┌─ INPUT DATA

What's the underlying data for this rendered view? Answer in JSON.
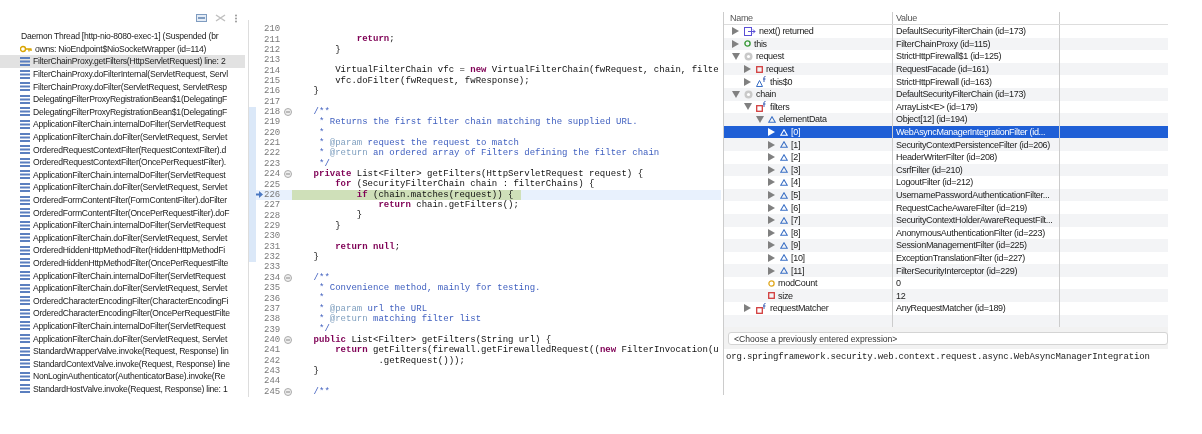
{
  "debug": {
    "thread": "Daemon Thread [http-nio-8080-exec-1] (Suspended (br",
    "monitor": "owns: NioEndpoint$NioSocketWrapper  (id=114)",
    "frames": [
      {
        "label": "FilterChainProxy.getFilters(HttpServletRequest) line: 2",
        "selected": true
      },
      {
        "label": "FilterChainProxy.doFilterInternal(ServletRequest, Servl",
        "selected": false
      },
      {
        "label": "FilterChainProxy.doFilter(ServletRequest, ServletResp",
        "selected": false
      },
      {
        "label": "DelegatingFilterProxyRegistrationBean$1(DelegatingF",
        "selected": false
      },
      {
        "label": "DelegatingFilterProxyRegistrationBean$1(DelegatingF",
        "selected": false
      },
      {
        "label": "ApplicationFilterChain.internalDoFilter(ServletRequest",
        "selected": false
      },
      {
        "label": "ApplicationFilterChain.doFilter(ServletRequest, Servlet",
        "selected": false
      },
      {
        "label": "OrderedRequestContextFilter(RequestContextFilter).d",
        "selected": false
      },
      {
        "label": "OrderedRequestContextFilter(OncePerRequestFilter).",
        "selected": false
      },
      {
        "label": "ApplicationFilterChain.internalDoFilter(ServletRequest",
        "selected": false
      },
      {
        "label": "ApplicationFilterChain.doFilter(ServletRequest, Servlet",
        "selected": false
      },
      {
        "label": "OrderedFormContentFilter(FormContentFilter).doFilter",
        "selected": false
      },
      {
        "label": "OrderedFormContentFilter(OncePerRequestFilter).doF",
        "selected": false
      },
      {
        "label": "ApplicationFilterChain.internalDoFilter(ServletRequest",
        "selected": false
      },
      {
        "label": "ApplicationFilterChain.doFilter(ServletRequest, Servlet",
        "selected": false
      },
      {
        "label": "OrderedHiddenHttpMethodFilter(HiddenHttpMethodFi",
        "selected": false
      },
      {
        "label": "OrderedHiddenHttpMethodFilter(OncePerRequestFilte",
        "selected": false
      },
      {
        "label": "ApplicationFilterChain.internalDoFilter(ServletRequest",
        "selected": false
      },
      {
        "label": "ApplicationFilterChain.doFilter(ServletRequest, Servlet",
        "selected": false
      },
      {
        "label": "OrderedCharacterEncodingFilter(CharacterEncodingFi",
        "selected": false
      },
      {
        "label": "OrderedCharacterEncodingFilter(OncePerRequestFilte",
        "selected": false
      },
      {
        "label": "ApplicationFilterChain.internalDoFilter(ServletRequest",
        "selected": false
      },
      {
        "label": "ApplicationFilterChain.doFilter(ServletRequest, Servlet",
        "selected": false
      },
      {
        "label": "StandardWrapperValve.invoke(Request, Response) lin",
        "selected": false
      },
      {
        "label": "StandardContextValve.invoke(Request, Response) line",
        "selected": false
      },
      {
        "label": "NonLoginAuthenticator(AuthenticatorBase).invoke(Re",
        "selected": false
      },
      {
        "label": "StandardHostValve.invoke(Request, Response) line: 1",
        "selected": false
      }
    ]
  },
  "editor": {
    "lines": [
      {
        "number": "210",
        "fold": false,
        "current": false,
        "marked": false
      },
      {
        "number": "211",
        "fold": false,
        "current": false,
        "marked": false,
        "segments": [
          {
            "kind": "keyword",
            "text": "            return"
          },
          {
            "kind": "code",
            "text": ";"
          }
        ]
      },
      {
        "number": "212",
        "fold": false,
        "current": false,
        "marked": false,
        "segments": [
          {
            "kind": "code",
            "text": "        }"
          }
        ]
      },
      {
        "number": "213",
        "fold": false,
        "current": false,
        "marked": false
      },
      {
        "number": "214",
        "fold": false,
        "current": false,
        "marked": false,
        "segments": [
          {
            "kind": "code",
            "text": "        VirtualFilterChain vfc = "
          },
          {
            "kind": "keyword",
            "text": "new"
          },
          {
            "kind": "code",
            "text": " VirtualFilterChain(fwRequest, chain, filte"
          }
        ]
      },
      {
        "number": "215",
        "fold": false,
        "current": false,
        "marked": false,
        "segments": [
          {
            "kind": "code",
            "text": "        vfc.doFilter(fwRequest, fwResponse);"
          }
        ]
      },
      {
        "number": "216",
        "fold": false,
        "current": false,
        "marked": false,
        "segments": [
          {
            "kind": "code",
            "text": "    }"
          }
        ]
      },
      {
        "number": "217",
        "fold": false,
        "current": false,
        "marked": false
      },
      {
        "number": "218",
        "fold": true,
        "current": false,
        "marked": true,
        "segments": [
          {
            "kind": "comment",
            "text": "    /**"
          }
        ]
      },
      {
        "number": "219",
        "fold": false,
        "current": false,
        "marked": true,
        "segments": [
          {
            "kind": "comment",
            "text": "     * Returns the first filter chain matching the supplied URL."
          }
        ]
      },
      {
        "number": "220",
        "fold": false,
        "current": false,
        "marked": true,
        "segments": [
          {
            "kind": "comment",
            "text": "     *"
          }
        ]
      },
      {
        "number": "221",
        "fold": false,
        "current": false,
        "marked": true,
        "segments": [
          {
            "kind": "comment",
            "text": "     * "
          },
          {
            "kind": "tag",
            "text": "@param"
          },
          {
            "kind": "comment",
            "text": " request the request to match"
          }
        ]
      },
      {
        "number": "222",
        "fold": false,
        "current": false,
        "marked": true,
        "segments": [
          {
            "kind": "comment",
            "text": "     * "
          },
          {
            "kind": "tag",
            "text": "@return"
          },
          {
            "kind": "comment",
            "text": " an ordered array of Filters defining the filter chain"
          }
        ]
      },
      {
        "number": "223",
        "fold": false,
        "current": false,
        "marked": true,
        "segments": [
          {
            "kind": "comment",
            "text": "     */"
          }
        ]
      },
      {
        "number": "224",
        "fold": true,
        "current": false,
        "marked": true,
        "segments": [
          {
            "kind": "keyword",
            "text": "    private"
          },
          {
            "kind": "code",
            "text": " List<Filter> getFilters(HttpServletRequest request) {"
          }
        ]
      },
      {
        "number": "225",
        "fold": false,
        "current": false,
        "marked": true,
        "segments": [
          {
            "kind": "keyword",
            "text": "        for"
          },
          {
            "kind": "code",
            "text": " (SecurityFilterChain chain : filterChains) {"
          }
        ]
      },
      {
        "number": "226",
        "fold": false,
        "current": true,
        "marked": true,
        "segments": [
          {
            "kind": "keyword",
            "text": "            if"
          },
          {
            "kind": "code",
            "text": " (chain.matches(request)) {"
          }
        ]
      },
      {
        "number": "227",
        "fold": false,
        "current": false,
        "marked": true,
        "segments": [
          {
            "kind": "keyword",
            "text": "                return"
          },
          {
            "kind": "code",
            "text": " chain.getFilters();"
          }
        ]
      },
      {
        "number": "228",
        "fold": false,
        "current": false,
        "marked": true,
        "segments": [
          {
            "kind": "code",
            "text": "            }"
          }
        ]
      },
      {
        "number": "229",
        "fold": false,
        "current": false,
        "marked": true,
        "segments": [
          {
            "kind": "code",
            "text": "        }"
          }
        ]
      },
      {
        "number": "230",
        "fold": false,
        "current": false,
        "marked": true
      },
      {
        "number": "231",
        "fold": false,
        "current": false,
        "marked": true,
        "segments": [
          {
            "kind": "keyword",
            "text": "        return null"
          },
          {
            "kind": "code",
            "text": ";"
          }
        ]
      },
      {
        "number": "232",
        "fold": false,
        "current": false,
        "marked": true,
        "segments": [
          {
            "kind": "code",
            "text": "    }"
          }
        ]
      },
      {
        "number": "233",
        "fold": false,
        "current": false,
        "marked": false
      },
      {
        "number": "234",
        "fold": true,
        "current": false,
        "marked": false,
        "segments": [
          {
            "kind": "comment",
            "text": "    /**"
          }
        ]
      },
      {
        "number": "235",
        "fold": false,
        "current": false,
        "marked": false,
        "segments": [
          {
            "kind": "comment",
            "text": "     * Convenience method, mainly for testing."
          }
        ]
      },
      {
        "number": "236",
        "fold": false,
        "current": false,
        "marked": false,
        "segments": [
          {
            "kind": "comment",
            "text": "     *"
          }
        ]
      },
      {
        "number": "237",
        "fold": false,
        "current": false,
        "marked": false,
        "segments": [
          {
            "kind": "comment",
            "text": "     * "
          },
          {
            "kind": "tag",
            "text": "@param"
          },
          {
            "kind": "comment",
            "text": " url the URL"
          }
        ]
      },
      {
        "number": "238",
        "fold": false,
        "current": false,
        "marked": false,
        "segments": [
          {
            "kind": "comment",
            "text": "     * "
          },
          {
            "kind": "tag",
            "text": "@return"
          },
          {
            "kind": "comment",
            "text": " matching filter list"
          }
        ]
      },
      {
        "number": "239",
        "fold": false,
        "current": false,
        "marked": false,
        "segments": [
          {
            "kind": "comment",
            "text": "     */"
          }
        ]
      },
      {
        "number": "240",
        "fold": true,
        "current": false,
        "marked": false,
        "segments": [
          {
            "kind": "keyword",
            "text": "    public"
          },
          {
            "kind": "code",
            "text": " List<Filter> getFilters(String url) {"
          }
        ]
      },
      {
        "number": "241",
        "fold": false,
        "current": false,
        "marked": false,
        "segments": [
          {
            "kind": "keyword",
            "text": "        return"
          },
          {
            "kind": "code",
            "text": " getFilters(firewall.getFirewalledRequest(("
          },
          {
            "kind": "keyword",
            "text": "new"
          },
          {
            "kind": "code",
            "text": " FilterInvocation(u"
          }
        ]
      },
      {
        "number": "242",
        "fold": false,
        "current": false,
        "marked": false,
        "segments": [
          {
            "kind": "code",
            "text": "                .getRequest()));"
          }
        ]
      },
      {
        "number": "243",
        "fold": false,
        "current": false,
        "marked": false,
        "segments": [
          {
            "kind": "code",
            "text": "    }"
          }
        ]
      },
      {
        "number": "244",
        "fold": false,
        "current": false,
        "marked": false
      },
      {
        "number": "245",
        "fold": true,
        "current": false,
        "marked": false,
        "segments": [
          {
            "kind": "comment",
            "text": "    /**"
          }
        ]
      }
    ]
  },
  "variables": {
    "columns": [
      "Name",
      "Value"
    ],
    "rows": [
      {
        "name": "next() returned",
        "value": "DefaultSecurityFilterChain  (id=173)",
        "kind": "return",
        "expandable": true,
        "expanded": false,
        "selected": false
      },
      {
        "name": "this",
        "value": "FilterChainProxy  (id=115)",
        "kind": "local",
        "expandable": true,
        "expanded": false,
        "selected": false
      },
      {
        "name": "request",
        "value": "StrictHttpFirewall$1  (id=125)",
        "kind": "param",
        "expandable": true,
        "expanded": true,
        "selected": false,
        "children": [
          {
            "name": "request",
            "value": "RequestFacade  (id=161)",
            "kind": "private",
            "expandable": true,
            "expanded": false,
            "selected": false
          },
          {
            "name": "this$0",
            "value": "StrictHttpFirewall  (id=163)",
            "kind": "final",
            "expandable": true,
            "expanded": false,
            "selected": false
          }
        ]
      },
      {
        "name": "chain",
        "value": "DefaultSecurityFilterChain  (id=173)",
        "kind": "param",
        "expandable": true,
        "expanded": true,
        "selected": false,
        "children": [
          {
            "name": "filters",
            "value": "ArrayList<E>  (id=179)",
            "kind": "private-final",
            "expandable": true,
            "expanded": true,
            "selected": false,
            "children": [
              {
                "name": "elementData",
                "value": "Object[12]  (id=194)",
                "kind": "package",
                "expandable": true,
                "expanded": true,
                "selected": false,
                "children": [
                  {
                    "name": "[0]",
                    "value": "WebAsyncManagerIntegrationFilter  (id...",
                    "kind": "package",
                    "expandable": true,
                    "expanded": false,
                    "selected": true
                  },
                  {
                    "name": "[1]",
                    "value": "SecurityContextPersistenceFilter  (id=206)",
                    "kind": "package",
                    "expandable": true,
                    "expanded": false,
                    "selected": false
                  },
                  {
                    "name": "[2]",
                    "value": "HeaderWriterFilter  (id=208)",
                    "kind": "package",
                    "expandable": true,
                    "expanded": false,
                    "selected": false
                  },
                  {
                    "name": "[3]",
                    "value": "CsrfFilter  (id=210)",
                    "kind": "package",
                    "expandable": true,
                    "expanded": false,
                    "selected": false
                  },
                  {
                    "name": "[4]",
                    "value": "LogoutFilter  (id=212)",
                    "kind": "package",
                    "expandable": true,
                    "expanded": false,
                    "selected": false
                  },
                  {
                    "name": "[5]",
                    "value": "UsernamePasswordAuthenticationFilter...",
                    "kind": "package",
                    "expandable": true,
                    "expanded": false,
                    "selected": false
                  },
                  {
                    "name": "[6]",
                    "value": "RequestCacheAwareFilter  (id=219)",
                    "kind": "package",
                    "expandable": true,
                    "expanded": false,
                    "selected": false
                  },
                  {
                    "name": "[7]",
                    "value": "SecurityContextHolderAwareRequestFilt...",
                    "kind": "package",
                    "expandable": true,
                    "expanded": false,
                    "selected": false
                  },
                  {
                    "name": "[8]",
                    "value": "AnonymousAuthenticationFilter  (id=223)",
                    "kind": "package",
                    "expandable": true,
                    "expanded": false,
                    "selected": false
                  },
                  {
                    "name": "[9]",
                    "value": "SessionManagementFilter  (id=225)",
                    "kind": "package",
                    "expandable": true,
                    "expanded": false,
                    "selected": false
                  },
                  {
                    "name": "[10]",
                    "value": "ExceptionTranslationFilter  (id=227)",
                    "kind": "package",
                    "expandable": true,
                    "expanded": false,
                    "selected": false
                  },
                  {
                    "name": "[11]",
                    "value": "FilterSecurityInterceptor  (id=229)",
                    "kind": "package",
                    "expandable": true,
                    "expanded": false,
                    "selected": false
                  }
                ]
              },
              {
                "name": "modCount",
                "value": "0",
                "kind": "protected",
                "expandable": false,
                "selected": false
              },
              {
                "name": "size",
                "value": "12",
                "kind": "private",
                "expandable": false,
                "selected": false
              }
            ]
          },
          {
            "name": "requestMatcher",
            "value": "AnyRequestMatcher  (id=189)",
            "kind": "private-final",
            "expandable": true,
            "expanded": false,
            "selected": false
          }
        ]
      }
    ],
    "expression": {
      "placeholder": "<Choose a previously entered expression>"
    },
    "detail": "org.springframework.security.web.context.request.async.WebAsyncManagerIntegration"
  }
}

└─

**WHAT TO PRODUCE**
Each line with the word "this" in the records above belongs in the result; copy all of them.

**YOUR RESPONSE**
What's the underlying data for this rendered view? Answer in JSON.
        "name": "this",
            "name": "this$0",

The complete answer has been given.